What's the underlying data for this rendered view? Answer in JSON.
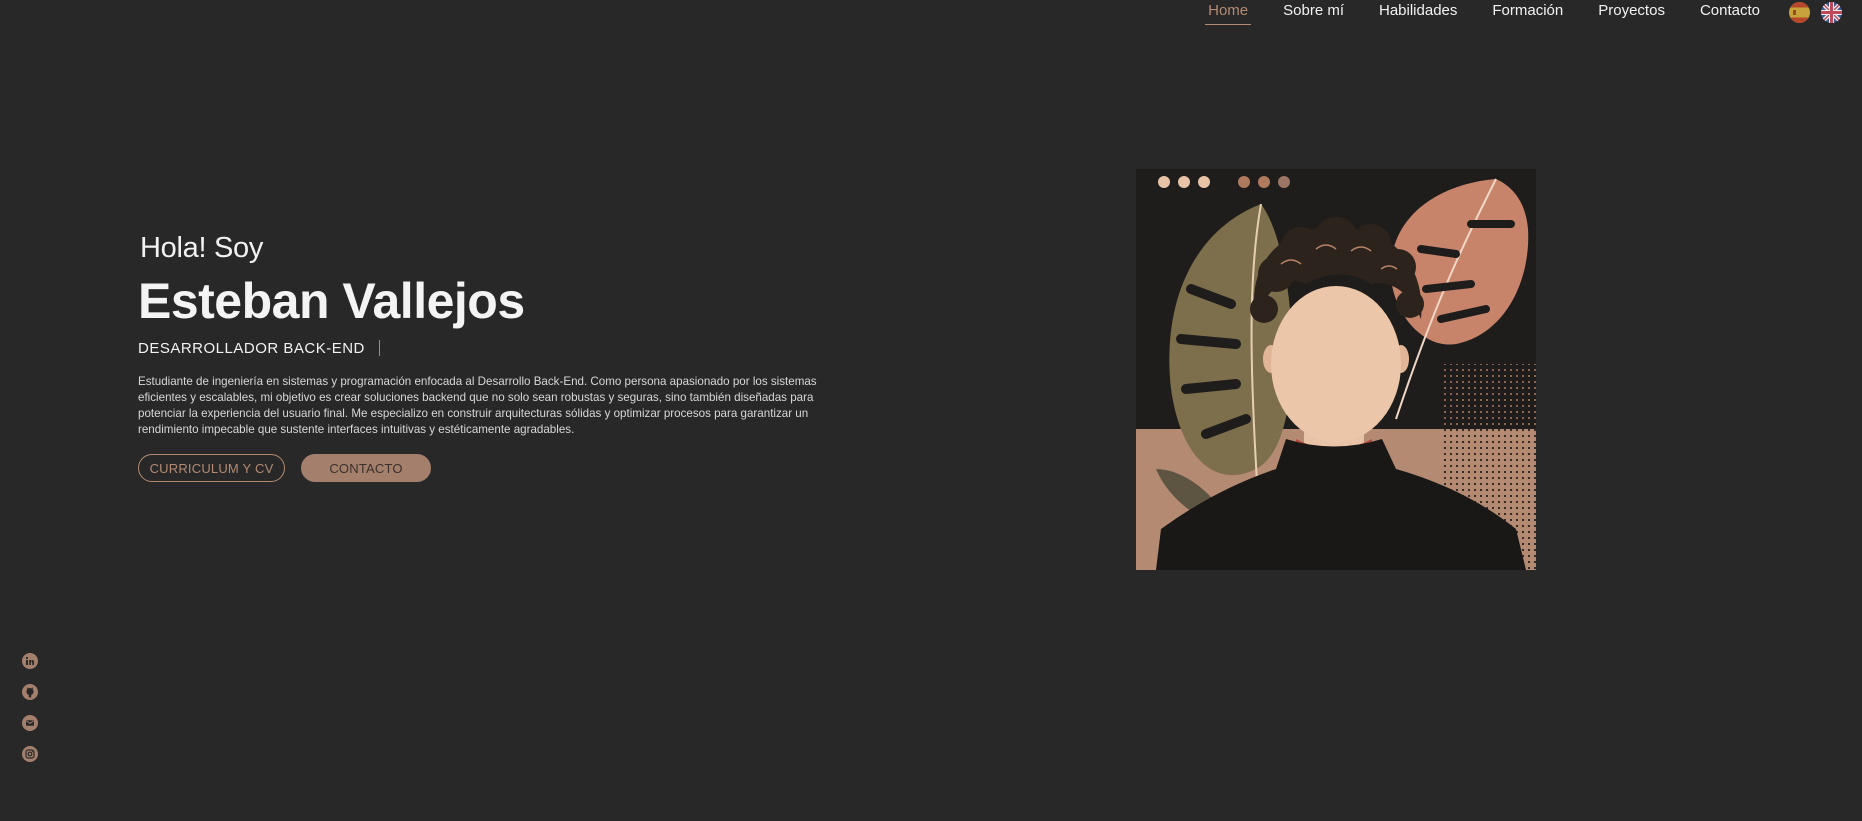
{
  "nav": {
    "links": [
      "Home",
      "Sobre mí",
      "Habilidades",
      "Formación",
      "Proyectos",
      "Contacto"
    ],
    "active": "Home"
  },
  "languages": [
    {
      "name": "spanish-flag-icon"
    },
    {
      "name": "uk-flag-icon"
    }
  ],
  "hero": {
    "greeting": "Hola! Soy",
    "name": "Esteban Vallejos",
    "role": "DESARROLLADOR BACK-END",
    "bio": "Estudiante de ingeniería en sistemas y programación enfocada al Desarrollo Back-End. Como persona apasionado por los sistemas eficientes y escalables, mi objetivo es crear soluciones backend que no solo sean robustas y seguras, sino también diseñadas para potenciar la experiencia del usuario final. Me especializo en construir arquitecturas sólidas y optimizar procesos para garantizar un rendimiento impecable que sustente interfaces intuitivas y estéticamente agradables.",
    "cv_button": "CURRICULUM Y CV",
    "contact_button": "CONTACTO"
  },
  "social": [
    "linkedin-icon",
    "github-icon",
    "email-icon",
    "instagram-icon"
  ],
  "colors": {
    "background": "#282828",
    "accent": "#b48a72",
    "button_fill": "#a4806c",
    "text": "#f2f2f2"
  }
}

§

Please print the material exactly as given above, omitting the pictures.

**Your response:**
What's the underlying data for this rendered view? Answer in JSON.
{
  "nav": {
    "links": [
      "Home",
      "Sobre mí",
      "Habilidades",
      "Formación",
      "Proyectos",
      "Contacto"
    ],
    "active": "Home"
  },
  "languages": [
    {
      "name": "spanish-flag-icon"
    },
    {
      "name": "uk-flag-icon"
    }
  ],
  "hero": {
    "greeting": "Hola! Soy",
    "name": "Esteban Vallejos",
    "role": "DESARROLLADOR BACK-END",
    "bio": "Estudiante de ingeniería en sistemas y programación enfocada al Desarrollo Back-End. Como persona apasionado por los sistemas eficientes y escalables, mi objetivo es crear soluciones backend que no solo sean robustas y seguras, sino también diseñadas para potenciar la experiencia del usuario final. Me especializo en construir arquitecturas sólidas y optimizar procesos para garantizar un rendimiento impecable que sustente interfaces intuitivas y estéticamente agradables.",
    "cv_button": "CURRICULUM Y CV",
    "contact_button": "CONTACTO"
  },
  "social": [
    "linkedin-icon",
    "github-icon",
    "email-icon",
    "instagram-icon"
  ],
  "colors": {
    "background": "#282828",
    "accent": "#b48a72",
    "button_fill": "#a4806c",
    "text": "#f2f2f2"
  }
}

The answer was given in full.